What this task involves - The records must be returned word for word.
══ Data for this task ══
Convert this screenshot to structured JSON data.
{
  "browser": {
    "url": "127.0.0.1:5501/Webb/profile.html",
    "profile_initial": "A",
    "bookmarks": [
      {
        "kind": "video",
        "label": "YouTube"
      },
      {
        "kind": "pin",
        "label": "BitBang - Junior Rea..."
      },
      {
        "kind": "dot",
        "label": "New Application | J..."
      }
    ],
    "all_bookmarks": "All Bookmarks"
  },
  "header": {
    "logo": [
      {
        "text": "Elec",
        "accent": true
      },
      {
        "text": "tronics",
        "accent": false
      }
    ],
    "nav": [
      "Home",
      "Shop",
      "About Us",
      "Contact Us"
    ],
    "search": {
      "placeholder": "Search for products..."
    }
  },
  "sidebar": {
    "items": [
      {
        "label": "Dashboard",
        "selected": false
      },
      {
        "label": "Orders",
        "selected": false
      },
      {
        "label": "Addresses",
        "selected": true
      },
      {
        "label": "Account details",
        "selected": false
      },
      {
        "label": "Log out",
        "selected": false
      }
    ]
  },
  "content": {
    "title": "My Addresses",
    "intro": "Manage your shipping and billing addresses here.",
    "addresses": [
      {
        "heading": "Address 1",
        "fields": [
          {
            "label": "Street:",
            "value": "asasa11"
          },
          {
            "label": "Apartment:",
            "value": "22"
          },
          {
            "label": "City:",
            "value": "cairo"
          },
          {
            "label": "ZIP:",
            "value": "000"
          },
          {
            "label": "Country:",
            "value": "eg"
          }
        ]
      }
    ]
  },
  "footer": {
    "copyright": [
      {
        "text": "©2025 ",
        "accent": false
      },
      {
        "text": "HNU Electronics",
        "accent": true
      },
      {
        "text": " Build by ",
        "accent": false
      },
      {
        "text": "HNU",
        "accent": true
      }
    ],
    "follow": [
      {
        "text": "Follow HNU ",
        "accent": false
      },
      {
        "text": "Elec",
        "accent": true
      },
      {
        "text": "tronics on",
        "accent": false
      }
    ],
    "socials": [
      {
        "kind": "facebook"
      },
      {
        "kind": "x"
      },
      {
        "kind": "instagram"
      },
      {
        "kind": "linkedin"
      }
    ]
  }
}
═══
Solution -
Convert this screenshot to structured JSON data.
{
  "browser": {
    "url": "127.0.0.1:5501/Webb/profile.html",
    "profile_initial": "A",
    "bookmarks": [
      {
        "kind": "video",
        "label": "YouTube"
      },
      {
        "kind": "pin",
        "label": "BitBang - Junior Rea..."
      },
      {
        "kind": "dot",
        "label": "New Application | J..."
      }
    ],
    "all_bookmarks": "All Bookmarks"
  },
  "header": {
    "logo": [
      {
        "text": "Elec",
        "accent": true
      },
      {
        "text": "tronics",
        "accent": false
      }
    ],
    "nav": [
      "Home",
      "Shop",
      "About Us",
      "Contact Us"
    ],
    "search": {
      "placeholder": "Search for products..."
    }
  },
  "sidebar": {
    "items": [
      {
        "label": "Dashboard",
        "selected": false
      },
      {
        "label": "Orders",
        "selected": false
      },
      {
        "label": "Addresses",
        "selected": true
      },
      {
        "label": "Account details",
        "selected": false
      },
      {
        "label": "Log out",
        "selected": false
      }
    ]
  },
  "content": {
    "title": "My Addresses",
    "intro": "Manage your shipping and billing addresses here.",
    "addresses": [
      {
        "heading": "Address 1",
        "fields": [
          {
            "label": "Street:",
            "value": "asasa11"
          },
          {
            "label": "Apartment:",
            "value": "22"
          },
          {
            "label": "City:",
            "value": "cairo"
          },
          {
            "label": "ZIP:",
            "value": "000"
          },
          {
            "label": "Country:",
            "value": "eg"
          }
        ]
      }
    ]
  },
  "footer": {
    "copyright": [
      {
        "text": "©2025 ",
        "accent": false
      },
      {
        "text": "HNU Electronics",
        "accent": true
      },
      {
        "text": " Build by ",
        "accent": false
      },
      {
        "text": "HNU",
        "accent": true
      }
    ],
    "follow": [
      {
        "text": "Follow HNU ",
        "accent": false
      },
      {
        "text": "Elec",
        "accent": true
      },
      {
        "text": "tronics on",
        "accent": false
      }
    ],
    "socials": [
      {
        "kind": "facebook"
      },
      {
        "kind": "x"
      },
      {
        "kind": "instagram"
      },
      {
        "kind": "linkedin"
      }
    ]
  }
}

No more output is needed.